The bald eagle usually lives close to a body of water, and its adult plumage of white head and dark body make it instantly recognizable. Young bald eagles are mottled brown and are sometimes mistaken for golden eagles, which are also North American birds. The bald eagle builds a huge nest called an aerie, and the female is larger than the male. The bald eagle hunts fish, such as salmon, but also scavenges.
Great egrets are also found near water, including streams, ponds and salt and freshwater marshes. Their feathers are pure white, and the bird was nearly hunted to extinction for its plumage. Great egrets have yellow bills and black legs and feet. They hold their necks in an S-shape and use their long bills to spear fish. They also eat frogs, reptiles and small mammals.
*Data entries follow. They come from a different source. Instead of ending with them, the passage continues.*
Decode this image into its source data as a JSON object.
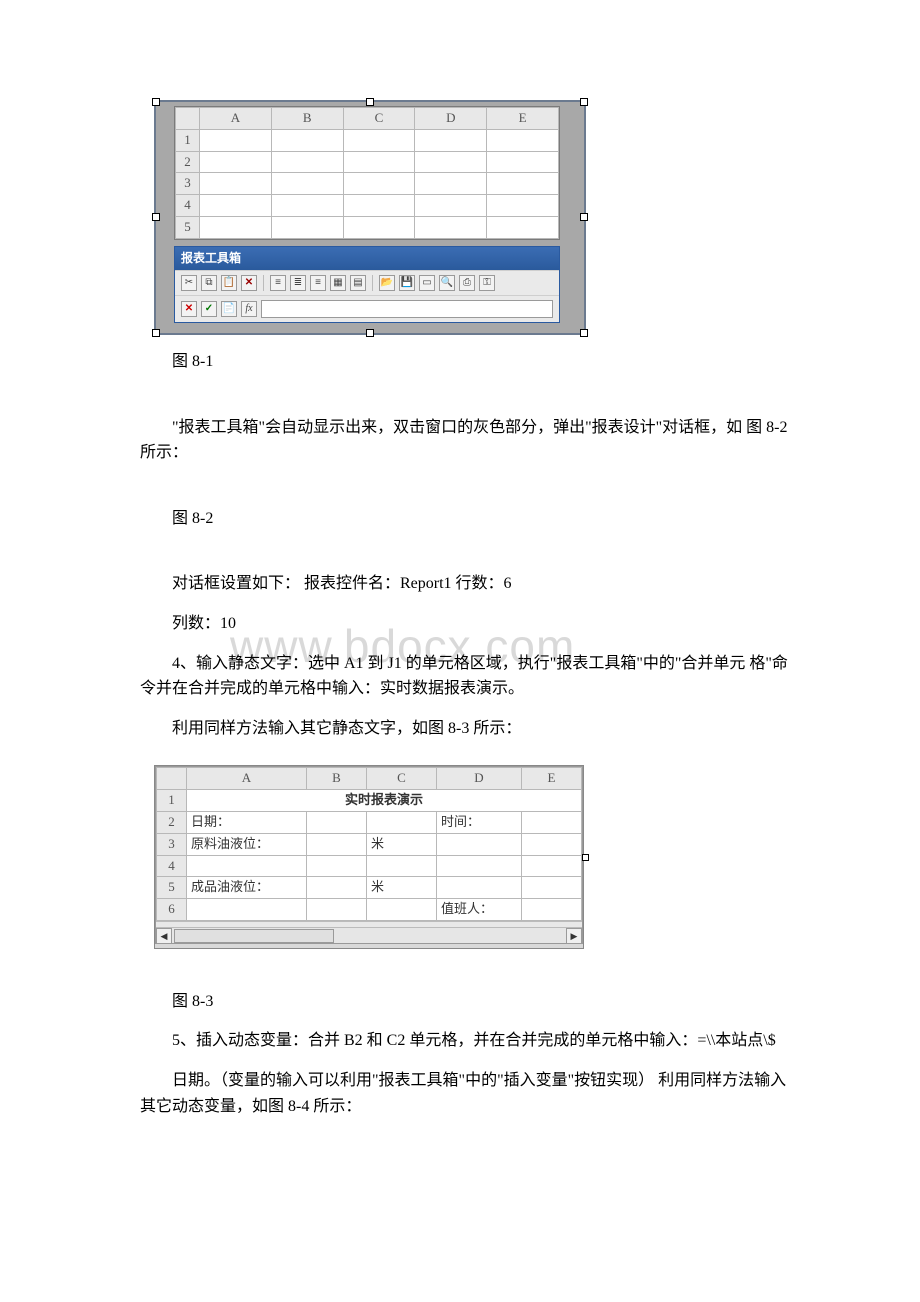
{
  "watermark": "www.bdocx.com",
  "fig81": {
    "columns": [
      "A",
      "B",
      "C",
      "D",
      "E"
    ],
    "rows": [
      "1",
      "2",
      "3",
      "4",
      "5"
    ],
    "toolbox_title": "报表工具箱",
    "row1_icons": [
      "cut-icon",
      "copy-icon",
      "paste-icon",
      "delete-icon",
      "align-left-icon",
      "align-center-icon",
      "align-right-icon",
      "merge-icon",
      "grid-icon",
      "open-icon",
      "save-icon",
      "wizard-icon",
      "preview-icon",
      "print-icon",
      "lock-icon"
    ],
    "row2_icons": [
      "cancel-icon",
      "confirm-icon",
      "var-icon",
      "fx-icon"
    ]
  },
  "caption81": "图 8-1",
  "para1": "\"报表工具箱\"会自动显示出来，双击窗口的灰色部分，弹出\"报表设计\"对话框，如 图 8-2 所示：",
  "caption82": "图 8-2",
  "para2": "对话框设置如下： 报表控件名：Report1 行数：6",
  "para3": "列数：10",
  "para4": "4、输入静态文字：选中 A1 到 J1 的单元格区域，执行\"报表工具箱\"中的\"合并单元 格\"命令并在合并完成的单元格中输入：实时数据报表演示。",
  "para5": "利用同样方法输入其它静态文字，如图 8-3 所示：",
  "fig83": {
    "columns": [
      "A",
      "B",
      "C",
      "D",
      "E"
    ],
    "rows": [
      "1",
      "2",
      "3",
      "4",
      "5",
      "6"
    ],
    "title_cell": "实时报表演示",
    "r2a": "日期：",
    "r2d": "时间：",
    "r3a": "原料油液位：",
    "r3c": "米",
    "r5a": "成品油液位：",
    "r5c": "米",
    "r6d": "值班人：",
    "sb_left": "◀",
    "sb_right": "▶"
  },
  "caption83": "图 8-3",
  "para6": "5、插入动态变量：合并 B2 和 C2 单元格，并在合并完成的单元格中输入：=\\\\本站点\\$",
  "para7": "日期。（变量的输入可以利用\"报表工具箱\"中的\"插入变量\"按钮实现） 利用同样方法输入其它动态变量，如图 8-4 所示："
}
Robins are famous as harbingers of spring. They are a type of thrush and are found year-round in most of the United States. Like the white head of the bald eagle, the reddish brown breast of the robin makes it distinctive. They are at home in forests and shrubland, but they are also found in parks, gardens, pastures and even golf courses.Learn more about Birds